(13) |

Next we get two equations from the plane-wave equation,
one differentiating by *x*, the other by *y*.

(14) | ||

(15) |

Eliminate *p* from these two equations by solving for it:

(16) |

(17) |

The plane-wave operator *L* (*u*) will not vanish
unless *u* is a plane wave going in the direction specified by *p*.
A remarkable property of
the function *G*(*u*) is that it vanishes for
any orientation of plane wave.
If we want to test a 2-D field for one-dimensionality,
the test *L* (*u*) requires us to know *p*.
The test *G* (*u*) does not.
Generally we do not know *p* and we need to estimate it by statistical
means in a window of some size that we must specify.
In principle, *G* escapes those problems
(although it might be worse in practice because it is a nonlinear function of
the wavefield).

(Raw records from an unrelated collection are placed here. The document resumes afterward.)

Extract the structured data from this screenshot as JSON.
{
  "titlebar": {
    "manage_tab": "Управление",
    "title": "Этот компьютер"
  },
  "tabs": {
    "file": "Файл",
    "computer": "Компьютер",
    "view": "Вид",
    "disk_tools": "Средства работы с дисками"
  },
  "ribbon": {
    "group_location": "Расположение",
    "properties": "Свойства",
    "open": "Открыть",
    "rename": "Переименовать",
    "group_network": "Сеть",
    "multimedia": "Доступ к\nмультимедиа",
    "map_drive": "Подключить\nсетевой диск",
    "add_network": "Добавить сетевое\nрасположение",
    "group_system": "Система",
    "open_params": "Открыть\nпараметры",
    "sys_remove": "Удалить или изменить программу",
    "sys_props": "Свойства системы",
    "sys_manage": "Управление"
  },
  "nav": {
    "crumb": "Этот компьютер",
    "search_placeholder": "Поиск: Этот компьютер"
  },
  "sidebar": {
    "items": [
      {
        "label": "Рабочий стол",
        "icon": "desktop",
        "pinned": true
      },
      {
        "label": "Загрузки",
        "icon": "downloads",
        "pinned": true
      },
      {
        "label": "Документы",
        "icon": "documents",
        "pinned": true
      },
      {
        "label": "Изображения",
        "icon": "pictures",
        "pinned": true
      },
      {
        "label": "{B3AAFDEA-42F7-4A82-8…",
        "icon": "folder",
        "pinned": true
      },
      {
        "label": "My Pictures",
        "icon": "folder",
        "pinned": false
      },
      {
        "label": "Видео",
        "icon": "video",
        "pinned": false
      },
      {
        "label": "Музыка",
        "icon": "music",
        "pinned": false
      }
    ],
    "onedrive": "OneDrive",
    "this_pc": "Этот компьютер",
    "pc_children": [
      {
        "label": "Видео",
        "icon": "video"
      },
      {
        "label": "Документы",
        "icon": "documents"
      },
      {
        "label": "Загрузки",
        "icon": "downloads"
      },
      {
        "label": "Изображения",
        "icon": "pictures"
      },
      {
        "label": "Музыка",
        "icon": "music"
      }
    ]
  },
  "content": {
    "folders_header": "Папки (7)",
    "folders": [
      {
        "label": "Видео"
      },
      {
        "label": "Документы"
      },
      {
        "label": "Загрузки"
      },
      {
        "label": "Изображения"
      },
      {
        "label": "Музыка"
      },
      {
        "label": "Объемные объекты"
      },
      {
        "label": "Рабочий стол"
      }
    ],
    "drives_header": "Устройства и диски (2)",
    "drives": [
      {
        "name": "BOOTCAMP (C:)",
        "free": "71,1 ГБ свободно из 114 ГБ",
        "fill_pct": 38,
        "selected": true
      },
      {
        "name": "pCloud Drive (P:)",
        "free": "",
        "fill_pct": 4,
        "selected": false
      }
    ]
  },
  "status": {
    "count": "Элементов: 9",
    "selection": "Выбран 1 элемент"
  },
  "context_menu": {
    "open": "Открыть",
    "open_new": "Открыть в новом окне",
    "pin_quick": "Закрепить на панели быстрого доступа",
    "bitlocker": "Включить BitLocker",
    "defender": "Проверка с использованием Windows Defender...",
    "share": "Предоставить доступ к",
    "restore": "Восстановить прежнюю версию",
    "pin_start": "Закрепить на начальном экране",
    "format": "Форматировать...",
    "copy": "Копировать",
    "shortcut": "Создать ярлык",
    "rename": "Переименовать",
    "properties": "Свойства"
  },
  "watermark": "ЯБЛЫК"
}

In differential geometry, a quantity appears that
is known as the ``Gaussian curvature''.
For small vertical motions *u*,
this
Gaussian curvature reduces to our expression *G*.

The gentle flexure of a sheet of paper follows
the principle that the Gaussian curvature vanishes.
The deformation must be one dimensional.
We were first attracted to Gaussian curvature as a way of
interpolating sparse data where the data represents a wavefield
or a sedimentary earth model.
We would seek the interpolation that was most ``paper like'',
which minimized the integral of the square of the Gaussian curvature.
Unfortunately, *G* is already a quadratic function of *u*
even before we square *G* to minimize a positive value.

4/27/2000